:: How to complete this task ::
Repeat, without any change, the entries presented below.

:: Exercise material ::
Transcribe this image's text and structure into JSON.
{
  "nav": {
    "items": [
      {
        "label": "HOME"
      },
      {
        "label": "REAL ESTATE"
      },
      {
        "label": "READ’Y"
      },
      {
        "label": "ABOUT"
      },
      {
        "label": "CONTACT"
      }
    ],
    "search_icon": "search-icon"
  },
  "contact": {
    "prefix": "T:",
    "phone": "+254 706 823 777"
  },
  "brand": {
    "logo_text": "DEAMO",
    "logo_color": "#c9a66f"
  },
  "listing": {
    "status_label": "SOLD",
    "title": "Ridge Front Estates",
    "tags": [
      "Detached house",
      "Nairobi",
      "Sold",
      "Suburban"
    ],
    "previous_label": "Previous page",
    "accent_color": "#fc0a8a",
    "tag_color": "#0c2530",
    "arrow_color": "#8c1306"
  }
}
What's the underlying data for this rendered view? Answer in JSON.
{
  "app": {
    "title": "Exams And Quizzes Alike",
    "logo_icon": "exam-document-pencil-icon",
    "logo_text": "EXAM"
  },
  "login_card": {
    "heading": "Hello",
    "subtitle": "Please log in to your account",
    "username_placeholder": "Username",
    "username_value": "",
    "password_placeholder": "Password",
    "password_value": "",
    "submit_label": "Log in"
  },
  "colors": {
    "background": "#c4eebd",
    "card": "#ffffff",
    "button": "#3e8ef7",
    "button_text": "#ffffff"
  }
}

:: Result ::
Transcribe this image's text and structure into JSON.
{
  "nav": {
    "items": [
      {
        "label": "HOME"
      },
      {
        "label": "REAL ESTATE"
      },
      {
        "label": "READ’Y"
      },
      {
        "label": "ABOUT"
      },
      {
        "label": "CONTACT"
      }
    ],
    "search_icon": "search-icon"
  },
  "contact": {
    "prefix": "T:",
    "phone": "+254 706 823 777"
  },
  "brand": {
    "logo_text": "DEAMO",
    "logo_color": "#c9a66f"
  },
  "listing": {
    "status_label": "SOLD",
    "title": "Ridge Front Estates",
    "tags": [
      "Detached house",
      "Nairobi",
      "Sold",
      "Suburban"
    ],
    "previous_label": "Previous page",
    "accent_color": "#fc0a8a",
    "tag_color": "#0c2530",
    "arrow_color": "#8c1306"
  }
}
What's the underlying data for this rendered view? Answer in JSON.
{
  "app": {
    "title": "Exams And Quizzes Alike",
    "logo_icon": "exam-document-pencil-icon",
    "logo_text": "EXAM"
  },
  "login_card": {
    "heading": "Hello",
    "subtitle": "Please log in to your account",
    "username_placeholder": "Username",
    "username_value": "",
    "password_placeholder": "Password",
    "password_value": "",
    "submit_label": "Log in"
  },
  "colors": {
    "background": "#c4eebd",
    "card": "#ffffff",
    "button": "#3e8ef7",
    "button_text": "#ffffff"
  }
}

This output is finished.